The Georgia Commission on the Holocaust, in partnership with the Augusta-Richmond County Public Library, is bringing the traveling exhibit “Witness to the Holocaust: WWII Veteran William Alexander Scott III at Buchenwald” to Augusta.
The exhibit will be on display at the library’s Main/Headquarters Branch on Telfair Street in downtown Augusta from January 25 to February 7. The exhibit is free and open to the public and will be located on the first floor of the library.
The “Witness to the Holocaust” exhibit is a photographic essay compiled by William Alexander “W.A.” Scott III. Scott was the son of the founder of the first black-owned daily newspaper in the United States — The Atlanta Daily World. Scott grew up in Atlanta, attended Morehouse College and later because the editor of the newspaper. He was also a civil rights activist, WWII photojournalist and a witness to the liberation of the Buchenwald concentration camp.
The exhibit also includes panels drawing parallel between the Jim Crow Laws and the 1880s-1960s implemented in the United States and the Nuremberg Race Laws of 1935-1945 implemented in Germany and Nazi-controlled areas of Europe.
“We are always looking for exhibits that will bring people in to educate and inform the community,” said Aspasia Luster, a library assistant at the Augusta-Richmond County Public Library. “We also wanted to contact the local Jewish community to see if they would be interested in doing a tie-in program about the holocaust, so I emailed the Augusta Jewish Community Center and have been in contact with Marc Gottlieb, who is the chairman of Augusta Holocaust Remembrance Committee.”
Gottlieb will be leading a program on February 6 at 6 p.m. that chronicles a trip he took in 1992 with students and chaperones to visit concentration camps in Poland, Luster said.
“I will be doing a presentation titled ‘It’s Not Easy Not to Hate,’” Gottlieb said. “Every two years a program called ‘March of the Living’ sends 5,000 high school students and college freshman to Poland and Israel, and I went as a chaperone. I took quite a few photos, and the presentation is based on those slides.”
Gottlieb said that he will be discussing the slides and how the trip affected him personally.

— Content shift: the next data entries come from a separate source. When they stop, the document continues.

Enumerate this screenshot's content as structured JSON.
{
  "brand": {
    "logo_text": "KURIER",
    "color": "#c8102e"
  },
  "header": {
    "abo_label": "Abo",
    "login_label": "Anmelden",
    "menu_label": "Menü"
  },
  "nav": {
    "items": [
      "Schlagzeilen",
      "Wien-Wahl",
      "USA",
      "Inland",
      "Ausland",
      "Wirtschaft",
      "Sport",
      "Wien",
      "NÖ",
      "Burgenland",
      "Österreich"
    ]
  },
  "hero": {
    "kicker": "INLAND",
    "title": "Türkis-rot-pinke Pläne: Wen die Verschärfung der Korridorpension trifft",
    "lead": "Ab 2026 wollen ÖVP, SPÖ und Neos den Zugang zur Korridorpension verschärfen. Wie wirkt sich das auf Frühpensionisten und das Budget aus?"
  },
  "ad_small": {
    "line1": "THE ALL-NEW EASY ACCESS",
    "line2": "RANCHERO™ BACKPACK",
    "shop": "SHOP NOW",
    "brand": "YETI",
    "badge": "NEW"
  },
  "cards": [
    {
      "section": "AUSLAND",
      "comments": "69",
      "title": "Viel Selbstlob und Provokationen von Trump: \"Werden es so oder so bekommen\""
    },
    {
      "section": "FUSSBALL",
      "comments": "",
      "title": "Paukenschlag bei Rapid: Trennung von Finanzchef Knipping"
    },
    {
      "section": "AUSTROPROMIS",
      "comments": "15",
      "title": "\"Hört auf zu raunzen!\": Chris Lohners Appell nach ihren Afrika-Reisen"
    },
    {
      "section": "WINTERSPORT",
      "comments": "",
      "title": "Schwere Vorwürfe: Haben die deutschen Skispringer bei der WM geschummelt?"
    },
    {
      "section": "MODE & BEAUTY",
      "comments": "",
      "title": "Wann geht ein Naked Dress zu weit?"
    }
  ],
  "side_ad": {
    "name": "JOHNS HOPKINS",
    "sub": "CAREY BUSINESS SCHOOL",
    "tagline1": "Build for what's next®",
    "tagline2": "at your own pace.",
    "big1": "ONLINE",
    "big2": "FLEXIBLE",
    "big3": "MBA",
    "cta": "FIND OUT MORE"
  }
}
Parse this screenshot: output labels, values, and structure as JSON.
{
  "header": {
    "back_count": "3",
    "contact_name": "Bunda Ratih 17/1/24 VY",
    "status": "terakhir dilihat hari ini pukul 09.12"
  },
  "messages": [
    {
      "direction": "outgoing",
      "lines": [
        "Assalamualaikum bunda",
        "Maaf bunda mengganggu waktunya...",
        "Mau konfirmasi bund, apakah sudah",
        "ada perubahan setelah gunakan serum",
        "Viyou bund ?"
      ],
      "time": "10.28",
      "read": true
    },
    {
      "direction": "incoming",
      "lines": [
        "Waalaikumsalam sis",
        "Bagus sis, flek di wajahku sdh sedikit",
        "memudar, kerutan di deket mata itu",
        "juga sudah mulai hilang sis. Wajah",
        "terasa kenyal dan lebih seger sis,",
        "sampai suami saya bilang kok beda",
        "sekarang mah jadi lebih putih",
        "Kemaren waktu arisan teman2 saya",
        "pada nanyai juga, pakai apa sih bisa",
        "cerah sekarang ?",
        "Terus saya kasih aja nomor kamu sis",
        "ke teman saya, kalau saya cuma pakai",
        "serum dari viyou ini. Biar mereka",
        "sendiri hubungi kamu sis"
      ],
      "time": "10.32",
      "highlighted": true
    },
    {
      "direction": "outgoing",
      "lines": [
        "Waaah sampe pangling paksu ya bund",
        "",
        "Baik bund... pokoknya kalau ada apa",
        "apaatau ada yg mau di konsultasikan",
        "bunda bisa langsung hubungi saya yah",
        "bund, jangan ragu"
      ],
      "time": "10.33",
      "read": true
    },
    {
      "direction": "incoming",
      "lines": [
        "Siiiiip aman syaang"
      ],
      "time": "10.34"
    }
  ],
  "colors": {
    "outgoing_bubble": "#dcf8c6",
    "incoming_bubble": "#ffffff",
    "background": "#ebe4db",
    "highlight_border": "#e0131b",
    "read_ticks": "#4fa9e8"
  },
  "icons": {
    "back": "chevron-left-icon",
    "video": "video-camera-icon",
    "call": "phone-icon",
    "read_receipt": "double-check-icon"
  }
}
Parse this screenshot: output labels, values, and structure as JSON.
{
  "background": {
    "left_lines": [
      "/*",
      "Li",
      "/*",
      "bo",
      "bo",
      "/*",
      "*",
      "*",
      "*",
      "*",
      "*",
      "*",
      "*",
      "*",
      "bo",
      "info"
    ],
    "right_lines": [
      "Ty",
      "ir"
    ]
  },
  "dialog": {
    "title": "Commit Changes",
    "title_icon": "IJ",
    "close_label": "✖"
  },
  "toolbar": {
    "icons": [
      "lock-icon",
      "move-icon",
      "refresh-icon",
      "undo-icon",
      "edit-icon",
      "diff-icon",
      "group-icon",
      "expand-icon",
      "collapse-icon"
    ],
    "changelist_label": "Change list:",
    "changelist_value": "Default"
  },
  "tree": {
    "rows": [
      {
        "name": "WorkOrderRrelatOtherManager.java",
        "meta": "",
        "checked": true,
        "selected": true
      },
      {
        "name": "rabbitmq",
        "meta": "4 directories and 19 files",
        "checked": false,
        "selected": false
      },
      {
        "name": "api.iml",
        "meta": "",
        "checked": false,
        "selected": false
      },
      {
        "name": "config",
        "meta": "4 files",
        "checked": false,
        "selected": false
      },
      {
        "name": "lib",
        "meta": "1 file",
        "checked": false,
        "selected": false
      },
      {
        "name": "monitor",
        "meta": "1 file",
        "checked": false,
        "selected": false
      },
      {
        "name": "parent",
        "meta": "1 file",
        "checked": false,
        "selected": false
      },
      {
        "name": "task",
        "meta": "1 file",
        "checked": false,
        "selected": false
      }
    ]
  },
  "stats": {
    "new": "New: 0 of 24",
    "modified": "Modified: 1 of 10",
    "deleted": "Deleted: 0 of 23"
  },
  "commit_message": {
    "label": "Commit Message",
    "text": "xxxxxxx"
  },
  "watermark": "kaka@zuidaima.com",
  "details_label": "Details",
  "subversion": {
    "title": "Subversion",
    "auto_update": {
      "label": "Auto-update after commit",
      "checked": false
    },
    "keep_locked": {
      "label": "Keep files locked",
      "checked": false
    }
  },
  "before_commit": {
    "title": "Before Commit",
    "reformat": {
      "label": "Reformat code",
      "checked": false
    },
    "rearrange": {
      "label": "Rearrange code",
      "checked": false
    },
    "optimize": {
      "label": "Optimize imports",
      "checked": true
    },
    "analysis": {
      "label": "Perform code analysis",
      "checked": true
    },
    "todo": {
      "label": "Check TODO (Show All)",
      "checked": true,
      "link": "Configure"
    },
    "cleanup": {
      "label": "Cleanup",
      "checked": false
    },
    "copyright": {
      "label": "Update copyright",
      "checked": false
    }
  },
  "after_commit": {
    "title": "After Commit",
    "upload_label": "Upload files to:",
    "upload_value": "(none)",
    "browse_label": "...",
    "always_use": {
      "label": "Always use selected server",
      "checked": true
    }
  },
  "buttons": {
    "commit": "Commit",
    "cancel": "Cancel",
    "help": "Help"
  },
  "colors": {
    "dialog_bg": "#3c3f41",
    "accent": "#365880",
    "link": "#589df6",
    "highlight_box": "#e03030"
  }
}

Gottlieb also expressed that, in this day and age, with everything going on in the world, we cannot have enough interfaith communication. We still have our own internal problems, he said, adding that 12 million people other than the military were killed in that war [WWII], and that some people still deny the holocaust happened.
“A lot of the people from the WWII generation who saw things like this in person are dying out,” explained Luster when asked about the significance of the exhibit. “People need to know that something of this magnitude that was so terrible, that it happened before everybody is gone. Also, it shows you the extent of what racism can do. It can brainwash a society into killing other human beings just because they’re different.”
Anyone will be able to view the exhibit during regular library hours.
“Witness to the Holocaust”
Augusta-Richmond County Public Library’s Headquarters Branch
January 25-February 7
Monday-Thursday, 9 a.m.-9 p.m.
Friday-Saturday, 9 a.m.-5:30 p.m.
Sunday, 2-5:30 p.m.